* _Problem requirements_: Whenever a line below includes "General", add it to the tally, then give the total and nothing more.

* _Data supplied_:
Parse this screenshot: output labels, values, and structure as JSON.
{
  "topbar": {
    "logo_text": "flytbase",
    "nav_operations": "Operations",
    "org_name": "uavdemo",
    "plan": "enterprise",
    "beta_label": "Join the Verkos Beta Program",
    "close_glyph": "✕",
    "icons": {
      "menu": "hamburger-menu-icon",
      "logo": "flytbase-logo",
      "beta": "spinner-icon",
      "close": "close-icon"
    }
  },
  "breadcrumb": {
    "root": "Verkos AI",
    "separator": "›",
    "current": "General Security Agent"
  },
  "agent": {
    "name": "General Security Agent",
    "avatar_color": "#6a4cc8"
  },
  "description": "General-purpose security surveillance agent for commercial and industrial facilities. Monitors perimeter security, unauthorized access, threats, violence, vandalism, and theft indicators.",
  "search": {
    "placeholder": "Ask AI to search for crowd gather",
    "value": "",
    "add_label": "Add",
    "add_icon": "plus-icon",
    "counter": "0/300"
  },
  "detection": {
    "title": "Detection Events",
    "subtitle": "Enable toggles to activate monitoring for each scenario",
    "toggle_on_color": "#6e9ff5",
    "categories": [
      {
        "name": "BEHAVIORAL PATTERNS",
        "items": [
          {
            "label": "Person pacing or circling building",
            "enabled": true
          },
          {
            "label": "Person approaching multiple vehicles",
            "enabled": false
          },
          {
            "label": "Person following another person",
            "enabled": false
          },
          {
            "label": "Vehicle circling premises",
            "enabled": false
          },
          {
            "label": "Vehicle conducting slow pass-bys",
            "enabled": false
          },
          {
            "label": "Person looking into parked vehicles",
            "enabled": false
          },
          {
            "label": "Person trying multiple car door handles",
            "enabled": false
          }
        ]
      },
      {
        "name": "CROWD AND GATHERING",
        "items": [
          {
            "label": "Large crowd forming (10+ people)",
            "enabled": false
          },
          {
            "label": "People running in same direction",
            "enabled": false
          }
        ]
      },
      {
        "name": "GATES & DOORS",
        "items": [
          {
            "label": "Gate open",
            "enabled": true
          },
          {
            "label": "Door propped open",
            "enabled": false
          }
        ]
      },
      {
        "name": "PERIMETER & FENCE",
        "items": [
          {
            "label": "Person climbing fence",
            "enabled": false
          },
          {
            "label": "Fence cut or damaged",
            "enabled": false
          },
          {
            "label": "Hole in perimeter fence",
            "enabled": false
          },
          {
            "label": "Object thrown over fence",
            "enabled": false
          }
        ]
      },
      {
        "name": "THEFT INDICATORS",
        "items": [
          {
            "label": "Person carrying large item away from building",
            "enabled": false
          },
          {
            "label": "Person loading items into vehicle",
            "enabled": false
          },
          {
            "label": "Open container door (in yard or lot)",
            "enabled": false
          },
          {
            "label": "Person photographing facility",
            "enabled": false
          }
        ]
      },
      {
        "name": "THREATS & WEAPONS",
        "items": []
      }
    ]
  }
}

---

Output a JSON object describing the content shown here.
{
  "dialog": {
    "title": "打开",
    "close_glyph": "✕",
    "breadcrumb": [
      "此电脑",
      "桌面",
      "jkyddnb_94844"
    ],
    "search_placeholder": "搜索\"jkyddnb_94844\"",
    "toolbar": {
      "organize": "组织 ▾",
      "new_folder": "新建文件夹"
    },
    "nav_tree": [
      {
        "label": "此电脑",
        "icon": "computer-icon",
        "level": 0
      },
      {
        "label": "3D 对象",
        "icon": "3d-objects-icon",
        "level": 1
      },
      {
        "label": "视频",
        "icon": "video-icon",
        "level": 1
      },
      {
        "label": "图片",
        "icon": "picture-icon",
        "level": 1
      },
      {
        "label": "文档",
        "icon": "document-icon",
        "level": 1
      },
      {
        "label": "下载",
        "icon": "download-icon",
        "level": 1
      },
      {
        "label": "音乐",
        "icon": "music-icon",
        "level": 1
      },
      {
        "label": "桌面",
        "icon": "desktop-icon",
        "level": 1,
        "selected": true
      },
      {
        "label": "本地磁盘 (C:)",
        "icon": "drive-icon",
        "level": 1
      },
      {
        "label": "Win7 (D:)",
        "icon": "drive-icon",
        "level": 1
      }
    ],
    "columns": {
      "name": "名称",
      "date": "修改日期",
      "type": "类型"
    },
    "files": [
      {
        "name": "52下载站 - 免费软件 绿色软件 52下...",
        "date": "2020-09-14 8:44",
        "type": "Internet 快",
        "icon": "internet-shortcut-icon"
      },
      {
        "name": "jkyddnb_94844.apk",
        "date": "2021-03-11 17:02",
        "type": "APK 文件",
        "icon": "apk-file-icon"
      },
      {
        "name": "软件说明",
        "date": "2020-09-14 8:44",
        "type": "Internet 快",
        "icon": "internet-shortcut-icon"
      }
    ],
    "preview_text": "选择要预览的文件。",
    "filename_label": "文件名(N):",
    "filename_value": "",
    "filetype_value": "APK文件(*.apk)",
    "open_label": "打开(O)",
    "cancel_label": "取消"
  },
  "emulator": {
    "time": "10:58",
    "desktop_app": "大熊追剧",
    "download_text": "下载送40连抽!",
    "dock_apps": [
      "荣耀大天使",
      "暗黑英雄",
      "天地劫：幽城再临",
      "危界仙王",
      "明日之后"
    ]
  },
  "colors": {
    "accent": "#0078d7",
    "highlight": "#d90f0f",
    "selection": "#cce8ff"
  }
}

* _Result_: 3